*** Supplied data ***

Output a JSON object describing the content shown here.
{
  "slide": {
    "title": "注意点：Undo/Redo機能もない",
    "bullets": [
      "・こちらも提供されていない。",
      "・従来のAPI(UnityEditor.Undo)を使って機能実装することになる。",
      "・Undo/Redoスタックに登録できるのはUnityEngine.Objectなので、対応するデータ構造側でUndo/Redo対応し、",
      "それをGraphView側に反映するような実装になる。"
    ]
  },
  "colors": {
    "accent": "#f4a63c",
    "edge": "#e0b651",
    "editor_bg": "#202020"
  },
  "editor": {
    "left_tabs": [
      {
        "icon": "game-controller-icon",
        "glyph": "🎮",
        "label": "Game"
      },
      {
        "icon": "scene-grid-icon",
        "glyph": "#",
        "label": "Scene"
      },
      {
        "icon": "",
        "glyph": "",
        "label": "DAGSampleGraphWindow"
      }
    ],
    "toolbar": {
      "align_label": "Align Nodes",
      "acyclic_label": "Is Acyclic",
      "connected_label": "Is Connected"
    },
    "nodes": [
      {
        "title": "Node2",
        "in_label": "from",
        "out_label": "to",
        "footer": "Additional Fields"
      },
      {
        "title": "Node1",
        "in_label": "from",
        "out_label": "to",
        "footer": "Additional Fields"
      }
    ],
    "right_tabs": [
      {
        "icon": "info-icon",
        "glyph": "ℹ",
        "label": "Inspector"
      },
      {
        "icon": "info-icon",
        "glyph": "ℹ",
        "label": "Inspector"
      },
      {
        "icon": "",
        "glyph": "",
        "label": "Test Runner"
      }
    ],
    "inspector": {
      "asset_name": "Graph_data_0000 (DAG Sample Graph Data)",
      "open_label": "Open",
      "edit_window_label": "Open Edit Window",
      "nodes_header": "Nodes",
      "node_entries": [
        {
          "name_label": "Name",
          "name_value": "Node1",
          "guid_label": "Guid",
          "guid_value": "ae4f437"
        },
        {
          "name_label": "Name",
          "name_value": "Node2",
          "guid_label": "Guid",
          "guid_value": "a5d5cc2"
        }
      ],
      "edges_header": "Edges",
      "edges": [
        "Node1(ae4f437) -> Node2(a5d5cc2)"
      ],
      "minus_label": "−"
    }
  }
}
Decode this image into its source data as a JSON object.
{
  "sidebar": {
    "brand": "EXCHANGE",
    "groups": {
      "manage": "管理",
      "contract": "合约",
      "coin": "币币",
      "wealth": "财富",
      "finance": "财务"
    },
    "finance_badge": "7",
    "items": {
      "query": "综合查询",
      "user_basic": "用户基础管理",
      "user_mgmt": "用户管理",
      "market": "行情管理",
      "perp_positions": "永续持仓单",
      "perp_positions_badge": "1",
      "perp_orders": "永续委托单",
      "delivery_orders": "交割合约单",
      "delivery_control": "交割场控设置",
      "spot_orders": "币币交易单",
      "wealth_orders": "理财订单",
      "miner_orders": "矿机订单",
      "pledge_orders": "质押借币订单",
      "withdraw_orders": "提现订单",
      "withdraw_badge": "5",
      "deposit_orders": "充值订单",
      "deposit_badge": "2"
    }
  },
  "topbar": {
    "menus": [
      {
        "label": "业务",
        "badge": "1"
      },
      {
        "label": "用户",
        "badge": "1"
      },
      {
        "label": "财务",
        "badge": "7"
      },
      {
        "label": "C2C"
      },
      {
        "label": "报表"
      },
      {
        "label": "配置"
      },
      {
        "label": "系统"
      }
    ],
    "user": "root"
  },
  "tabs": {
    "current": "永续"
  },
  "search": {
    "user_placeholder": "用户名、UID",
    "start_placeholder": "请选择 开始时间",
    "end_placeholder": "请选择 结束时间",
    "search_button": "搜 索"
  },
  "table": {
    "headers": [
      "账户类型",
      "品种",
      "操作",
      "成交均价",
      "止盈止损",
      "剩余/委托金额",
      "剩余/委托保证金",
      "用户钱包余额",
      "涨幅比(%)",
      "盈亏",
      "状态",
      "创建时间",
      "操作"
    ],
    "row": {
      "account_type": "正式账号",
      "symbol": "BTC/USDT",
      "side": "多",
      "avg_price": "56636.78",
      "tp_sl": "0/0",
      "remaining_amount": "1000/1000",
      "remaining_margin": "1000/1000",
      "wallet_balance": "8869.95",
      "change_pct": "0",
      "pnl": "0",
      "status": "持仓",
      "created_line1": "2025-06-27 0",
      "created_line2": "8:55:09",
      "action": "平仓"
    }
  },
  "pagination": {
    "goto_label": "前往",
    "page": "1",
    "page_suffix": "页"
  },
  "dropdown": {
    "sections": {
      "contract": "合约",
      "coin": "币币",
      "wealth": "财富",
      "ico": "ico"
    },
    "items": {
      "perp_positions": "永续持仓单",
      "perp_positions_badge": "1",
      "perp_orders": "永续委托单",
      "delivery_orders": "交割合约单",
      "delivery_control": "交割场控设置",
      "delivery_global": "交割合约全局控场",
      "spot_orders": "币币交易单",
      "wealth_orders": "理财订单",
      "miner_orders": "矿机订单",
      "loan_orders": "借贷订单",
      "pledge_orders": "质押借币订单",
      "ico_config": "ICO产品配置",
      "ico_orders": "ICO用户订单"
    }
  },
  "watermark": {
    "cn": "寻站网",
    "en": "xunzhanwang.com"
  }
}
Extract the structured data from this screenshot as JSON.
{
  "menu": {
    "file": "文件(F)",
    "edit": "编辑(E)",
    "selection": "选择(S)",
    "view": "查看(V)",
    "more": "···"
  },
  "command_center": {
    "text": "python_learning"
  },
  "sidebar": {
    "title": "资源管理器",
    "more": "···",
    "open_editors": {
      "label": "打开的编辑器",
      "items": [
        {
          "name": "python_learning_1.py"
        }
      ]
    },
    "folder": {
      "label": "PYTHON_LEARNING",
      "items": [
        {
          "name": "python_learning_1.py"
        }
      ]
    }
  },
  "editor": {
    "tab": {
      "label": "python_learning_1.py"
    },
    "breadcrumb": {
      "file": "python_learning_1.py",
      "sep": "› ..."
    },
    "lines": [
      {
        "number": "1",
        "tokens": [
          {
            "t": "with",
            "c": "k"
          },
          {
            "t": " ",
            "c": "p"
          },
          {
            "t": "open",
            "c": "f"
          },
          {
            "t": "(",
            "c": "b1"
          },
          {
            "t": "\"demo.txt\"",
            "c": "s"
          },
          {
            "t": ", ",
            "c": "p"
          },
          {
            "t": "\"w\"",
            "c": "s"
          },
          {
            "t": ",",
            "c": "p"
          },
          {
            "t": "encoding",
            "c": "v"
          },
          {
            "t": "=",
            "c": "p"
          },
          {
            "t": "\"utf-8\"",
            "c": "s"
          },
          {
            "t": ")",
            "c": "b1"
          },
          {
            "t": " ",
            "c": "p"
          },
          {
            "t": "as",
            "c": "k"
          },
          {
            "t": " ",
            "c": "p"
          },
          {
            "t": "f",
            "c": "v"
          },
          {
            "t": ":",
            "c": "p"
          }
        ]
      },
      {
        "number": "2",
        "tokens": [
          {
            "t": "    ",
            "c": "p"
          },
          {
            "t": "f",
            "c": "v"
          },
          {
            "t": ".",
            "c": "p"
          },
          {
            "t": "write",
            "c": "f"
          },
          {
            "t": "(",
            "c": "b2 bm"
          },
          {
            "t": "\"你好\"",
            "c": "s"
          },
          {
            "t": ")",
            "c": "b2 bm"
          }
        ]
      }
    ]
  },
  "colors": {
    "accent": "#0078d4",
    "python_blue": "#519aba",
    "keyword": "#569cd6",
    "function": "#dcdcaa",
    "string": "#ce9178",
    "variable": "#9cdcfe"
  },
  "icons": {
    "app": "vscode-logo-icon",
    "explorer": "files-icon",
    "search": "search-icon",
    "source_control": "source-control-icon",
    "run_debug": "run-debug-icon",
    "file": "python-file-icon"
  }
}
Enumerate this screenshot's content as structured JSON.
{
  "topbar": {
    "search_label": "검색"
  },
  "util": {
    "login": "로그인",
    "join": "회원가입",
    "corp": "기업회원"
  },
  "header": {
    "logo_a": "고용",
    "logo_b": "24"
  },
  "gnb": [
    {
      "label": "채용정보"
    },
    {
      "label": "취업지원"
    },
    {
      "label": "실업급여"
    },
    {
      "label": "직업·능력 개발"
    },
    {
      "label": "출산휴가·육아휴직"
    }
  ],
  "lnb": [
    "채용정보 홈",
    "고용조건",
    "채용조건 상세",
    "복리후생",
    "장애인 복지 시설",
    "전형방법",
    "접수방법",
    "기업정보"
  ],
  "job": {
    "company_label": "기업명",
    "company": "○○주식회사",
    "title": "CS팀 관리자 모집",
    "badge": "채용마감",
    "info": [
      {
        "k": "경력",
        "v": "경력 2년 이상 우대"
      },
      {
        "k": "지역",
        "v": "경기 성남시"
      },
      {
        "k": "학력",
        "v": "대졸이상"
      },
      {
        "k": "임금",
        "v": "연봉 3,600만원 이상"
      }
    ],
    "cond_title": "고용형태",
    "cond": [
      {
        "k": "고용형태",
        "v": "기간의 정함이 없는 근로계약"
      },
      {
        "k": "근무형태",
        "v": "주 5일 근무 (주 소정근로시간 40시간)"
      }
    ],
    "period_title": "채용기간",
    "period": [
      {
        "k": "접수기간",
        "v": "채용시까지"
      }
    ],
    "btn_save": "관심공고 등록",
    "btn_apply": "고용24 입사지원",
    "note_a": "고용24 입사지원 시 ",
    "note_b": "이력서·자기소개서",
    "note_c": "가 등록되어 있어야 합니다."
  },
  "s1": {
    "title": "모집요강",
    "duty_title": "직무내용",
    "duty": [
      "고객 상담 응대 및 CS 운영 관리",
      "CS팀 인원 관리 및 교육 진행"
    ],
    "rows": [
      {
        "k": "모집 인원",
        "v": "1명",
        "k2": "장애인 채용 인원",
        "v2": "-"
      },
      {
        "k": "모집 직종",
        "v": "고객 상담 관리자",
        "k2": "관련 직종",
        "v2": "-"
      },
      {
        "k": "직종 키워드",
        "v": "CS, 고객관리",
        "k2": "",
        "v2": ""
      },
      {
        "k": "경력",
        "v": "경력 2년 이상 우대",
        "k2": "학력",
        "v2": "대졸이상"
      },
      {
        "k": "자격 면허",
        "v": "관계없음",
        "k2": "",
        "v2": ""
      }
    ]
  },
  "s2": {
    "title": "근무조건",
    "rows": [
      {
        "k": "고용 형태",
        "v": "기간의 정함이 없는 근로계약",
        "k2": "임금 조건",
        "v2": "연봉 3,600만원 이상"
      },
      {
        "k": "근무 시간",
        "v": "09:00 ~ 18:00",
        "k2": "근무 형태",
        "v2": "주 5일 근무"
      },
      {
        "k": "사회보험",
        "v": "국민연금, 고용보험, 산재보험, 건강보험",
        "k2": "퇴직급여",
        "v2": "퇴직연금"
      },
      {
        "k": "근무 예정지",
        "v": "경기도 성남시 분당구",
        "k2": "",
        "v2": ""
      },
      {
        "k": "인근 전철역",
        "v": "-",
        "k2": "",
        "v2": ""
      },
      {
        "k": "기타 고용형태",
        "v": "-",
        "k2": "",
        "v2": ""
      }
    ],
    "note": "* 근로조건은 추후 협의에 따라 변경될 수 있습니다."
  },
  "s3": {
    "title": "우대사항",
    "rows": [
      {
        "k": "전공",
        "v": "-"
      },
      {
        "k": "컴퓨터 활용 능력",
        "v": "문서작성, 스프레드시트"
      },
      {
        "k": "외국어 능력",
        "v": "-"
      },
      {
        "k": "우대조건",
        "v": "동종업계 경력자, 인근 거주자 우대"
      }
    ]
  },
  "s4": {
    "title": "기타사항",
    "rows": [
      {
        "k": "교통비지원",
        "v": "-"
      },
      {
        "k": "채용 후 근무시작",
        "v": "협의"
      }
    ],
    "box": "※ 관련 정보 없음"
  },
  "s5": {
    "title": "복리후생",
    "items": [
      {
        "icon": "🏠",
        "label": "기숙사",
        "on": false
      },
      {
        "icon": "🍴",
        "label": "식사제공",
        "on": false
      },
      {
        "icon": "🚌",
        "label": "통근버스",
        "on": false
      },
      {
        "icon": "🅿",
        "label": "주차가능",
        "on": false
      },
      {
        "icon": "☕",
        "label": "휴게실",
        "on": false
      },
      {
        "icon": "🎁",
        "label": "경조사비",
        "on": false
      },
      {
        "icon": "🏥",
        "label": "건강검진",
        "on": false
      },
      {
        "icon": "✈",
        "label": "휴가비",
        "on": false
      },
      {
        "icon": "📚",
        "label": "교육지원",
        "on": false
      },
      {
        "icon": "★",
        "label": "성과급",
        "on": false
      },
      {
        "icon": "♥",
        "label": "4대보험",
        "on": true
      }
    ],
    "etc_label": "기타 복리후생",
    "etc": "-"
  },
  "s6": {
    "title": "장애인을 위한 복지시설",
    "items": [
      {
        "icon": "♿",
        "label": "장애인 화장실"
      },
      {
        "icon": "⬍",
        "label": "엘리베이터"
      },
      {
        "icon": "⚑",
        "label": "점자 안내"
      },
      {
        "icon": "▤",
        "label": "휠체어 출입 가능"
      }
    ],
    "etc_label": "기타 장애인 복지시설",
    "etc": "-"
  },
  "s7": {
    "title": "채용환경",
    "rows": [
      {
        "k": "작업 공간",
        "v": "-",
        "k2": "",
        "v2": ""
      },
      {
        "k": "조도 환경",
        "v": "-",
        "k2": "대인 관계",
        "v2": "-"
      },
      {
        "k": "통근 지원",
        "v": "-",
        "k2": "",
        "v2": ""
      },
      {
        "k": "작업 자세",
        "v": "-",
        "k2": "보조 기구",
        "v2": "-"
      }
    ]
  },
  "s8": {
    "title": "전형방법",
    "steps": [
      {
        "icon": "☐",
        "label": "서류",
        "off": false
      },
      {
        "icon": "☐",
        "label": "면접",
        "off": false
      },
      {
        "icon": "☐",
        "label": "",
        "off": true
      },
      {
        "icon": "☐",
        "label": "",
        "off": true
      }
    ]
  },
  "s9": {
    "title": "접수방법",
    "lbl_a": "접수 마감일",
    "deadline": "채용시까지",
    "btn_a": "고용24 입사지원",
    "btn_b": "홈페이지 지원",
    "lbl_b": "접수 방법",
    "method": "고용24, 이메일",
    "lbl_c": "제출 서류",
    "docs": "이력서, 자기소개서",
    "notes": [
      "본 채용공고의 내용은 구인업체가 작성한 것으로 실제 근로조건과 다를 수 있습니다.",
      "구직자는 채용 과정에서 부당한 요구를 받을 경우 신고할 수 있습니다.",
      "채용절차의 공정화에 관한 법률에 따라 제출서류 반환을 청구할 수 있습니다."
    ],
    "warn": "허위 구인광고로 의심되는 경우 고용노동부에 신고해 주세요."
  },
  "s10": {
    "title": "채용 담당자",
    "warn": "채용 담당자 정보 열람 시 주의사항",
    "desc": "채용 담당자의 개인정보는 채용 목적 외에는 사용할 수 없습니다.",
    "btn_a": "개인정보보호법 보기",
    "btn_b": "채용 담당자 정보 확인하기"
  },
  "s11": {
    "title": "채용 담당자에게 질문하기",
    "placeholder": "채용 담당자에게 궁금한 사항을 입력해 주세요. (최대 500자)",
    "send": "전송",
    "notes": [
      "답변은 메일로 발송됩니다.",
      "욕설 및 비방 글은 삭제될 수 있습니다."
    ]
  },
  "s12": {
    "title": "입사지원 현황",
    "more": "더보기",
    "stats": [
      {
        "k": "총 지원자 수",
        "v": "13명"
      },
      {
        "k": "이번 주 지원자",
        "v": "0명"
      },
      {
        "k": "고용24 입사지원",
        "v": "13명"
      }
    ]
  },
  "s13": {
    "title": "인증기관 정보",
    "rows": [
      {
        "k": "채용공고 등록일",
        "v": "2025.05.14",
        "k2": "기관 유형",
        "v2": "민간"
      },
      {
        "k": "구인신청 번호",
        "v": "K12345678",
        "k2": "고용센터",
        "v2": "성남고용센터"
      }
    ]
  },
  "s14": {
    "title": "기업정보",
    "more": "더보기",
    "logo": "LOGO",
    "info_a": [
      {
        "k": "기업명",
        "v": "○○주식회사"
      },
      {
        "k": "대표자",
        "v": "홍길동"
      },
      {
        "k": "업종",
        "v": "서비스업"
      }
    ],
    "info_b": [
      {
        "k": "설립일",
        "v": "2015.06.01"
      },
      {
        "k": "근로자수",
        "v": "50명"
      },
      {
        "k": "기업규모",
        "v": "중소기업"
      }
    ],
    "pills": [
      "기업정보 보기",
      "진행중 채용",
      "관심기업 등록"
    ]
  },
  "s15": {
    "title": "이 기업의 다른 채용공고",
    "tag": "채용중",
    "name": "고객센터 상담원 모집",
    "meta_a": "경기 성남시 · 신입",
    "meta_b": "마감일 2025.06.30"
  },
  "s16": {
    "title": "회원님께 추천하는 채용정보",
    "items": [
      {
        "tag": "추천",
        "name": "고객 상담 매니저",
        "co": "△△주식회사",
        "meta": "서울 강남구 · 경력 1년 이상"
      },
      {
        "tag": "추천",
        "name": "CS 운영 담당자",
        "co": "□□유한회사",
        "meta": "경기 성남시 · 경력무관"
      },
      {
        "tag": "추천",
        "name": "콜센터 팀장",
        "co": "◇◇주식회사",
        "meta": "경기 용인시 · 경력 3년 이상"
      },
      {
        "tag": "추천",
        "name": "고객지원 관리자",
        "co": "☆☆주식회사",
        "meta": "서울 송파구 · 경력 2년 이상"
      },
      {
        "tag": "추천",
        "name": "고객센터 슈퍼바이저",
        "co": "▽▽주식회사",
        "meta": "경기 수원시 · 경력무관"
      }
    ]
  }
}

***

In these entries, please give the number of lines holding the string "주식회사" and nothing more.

6